Report every line of the listing below in which the string "digit" occurs.
* * * * * * * * *
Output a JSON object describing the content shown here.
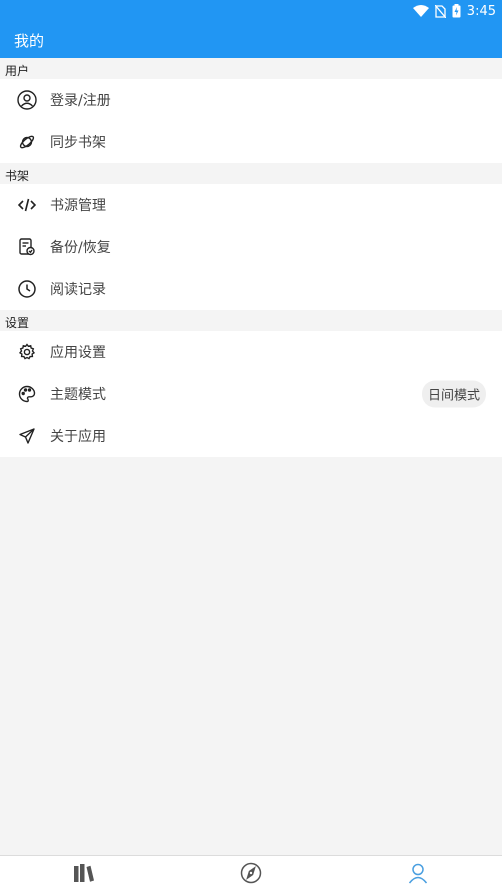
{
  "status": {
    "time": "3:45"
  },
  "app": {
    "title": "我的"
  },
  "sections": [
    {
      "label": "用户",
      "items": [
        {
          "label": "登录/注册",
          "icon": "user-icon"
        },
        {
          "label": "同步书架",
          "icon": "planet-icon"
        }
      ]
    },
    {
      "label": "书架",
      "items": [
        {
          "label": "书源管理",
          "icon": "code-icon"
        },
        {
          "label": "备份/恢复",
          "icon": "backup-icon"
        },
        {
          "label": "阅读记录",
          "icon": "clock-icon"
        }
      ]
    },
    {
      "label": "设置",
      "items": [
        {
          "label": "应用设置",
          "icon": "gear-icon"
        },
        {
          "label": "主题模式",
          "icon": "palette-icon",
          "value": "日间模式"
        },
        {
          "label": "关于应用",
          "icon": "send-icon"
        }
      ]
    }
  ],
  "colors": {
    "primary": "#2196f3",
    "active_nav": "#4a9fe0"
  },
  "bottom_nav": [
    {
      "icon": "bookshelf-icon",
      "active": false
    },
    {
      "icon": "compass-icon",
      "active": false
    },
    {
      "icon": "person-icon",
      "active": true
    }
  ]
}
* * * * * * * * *
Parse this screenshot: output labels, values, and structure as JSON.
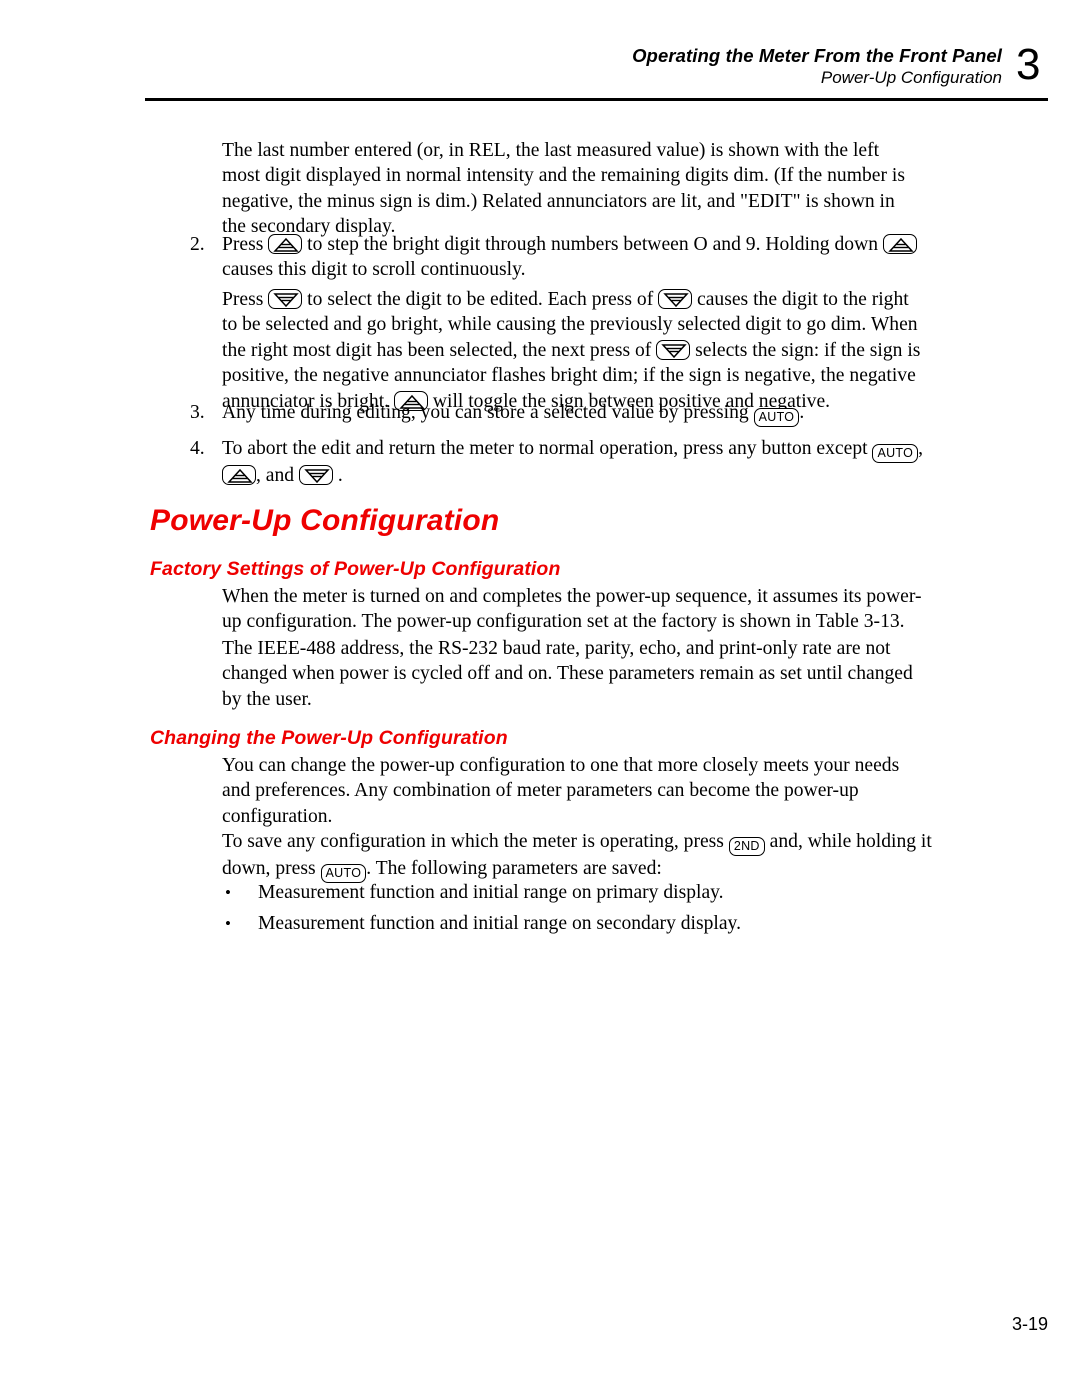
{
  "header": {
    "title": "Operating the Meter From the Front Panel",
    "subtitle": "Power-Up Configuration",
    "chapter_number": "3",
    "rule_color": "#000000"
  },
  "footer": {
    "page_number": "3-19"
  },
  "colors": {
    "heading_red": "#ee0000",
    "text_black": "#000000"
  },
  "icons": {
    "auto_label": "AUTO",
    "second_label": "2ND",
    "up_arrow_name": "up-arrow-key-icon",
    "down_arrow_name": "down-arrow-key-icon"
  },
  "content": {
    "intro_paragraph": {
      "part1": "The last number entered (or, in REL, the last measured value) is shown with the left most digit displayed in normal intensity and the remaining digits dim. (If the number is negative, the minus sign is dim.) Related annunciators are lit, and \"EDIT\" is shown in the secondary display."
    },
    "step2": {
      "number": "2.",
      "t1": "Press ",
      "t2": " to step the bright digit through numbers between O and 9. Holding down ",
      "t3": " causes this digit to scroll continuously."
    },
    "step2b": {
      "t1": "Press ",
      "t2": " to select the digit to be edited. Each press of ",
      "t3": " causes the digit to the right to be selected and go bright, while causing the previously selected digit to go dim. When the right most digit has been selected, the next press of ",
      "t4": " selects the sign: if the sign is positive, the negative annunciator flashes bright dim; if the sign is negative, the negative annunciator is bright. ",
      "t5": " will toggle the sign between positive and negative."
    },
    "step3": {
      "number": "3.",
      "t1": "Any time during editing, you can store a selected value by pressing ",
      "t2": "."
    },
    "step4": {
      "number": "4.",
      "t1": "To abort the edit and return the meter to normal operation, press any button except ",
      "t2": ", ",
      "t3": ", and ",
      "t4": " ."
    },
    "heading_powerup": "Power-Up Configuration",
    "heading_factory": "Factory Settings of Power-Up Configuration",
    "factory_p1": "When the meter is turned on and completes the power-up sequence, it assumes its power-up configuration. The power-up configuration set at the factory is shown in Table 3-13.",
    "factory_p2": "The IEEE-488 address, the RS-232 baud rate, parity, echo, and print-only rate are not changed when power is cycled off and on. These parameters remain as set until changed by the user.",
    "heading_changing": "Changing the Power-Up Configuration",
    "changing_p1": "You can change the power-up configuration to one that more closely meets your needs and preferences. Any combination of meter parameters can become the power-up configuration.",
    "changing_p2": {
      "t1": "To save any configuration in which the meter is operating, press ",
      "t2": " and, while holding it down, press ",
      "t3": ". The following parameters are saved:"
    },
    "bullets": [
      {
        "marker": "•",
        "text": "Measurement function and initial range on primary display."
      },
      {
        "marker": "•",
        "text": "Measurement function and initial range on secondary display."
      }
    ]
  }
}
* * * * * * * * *
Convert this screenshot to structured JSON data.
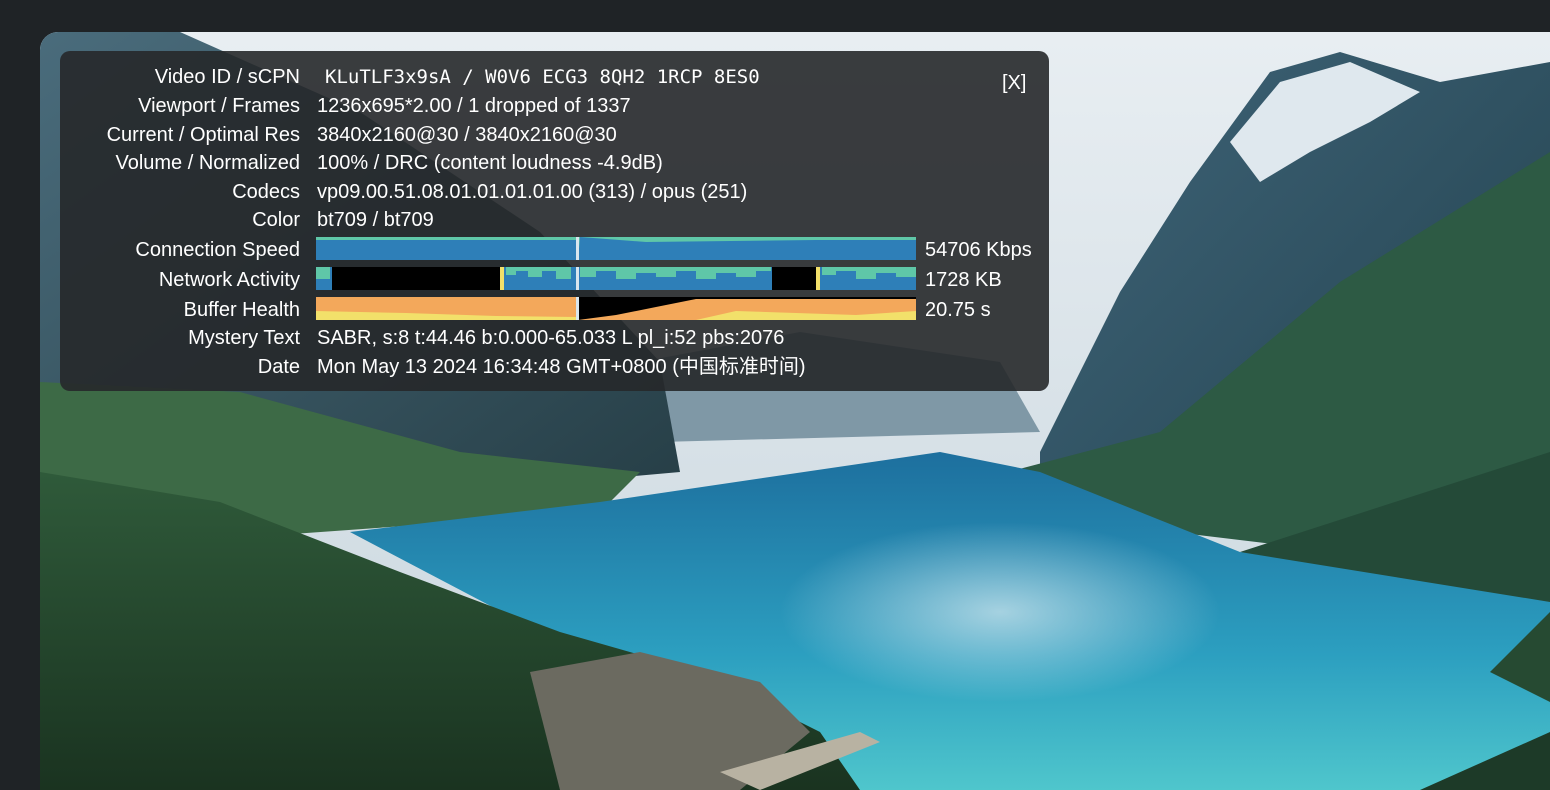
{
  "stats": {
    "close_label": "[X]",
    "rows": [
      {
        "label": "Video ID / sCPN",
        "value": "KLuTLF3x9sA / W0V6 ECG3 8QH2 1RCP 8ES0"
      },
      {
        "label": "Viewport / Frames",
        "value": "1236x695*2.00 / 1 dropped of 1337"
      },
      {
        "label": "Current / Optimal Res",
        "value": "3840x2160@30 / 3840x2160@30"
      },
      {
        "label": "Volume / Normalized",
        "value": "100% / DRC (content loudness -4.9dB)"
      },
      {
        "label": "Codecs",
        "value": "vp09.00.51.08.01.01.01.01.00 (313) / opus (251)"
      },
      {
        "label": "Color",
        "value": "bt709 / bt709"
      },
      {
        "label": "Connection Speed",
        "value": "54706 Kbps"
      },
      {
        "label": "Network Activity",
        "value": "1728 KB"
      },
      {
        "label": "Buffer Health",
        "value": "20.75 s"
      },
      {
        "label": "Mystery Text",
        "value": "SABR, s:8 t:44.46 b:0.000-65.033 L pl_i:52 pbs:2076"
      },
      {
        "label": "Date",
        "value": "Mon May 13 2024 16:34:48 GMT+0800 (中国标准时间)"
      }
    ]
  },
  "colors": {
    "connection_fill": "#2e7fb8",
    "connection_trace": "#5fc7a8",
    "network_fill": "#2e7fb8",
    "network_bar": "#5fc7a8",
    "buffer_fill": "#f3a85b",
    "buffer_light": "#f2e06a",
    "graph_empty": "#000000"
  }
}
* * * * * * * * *
▶ _Result for this exercise_
      "part1": "The last number entered (or, in REL, the last measured value) is shown with the left most digit displayed in normal intensity and the remaining digits dim. (If the number is negative, the minus sign is dim.) Related annunciators are lit, and \"EDIT\" is shown in the secondary display."
      "t2": " to step the bright digit through numbers between O and 9. Holding down ",
      "t3": " causes this digit to scroll continuously."
      "t2": " to select the digit to be edited. Each press of ",
      "t3": " causes the digit to the right to be selected and go bright, while causing the previously selected digit to go dim. When the right most digit has been selected, the next press of ",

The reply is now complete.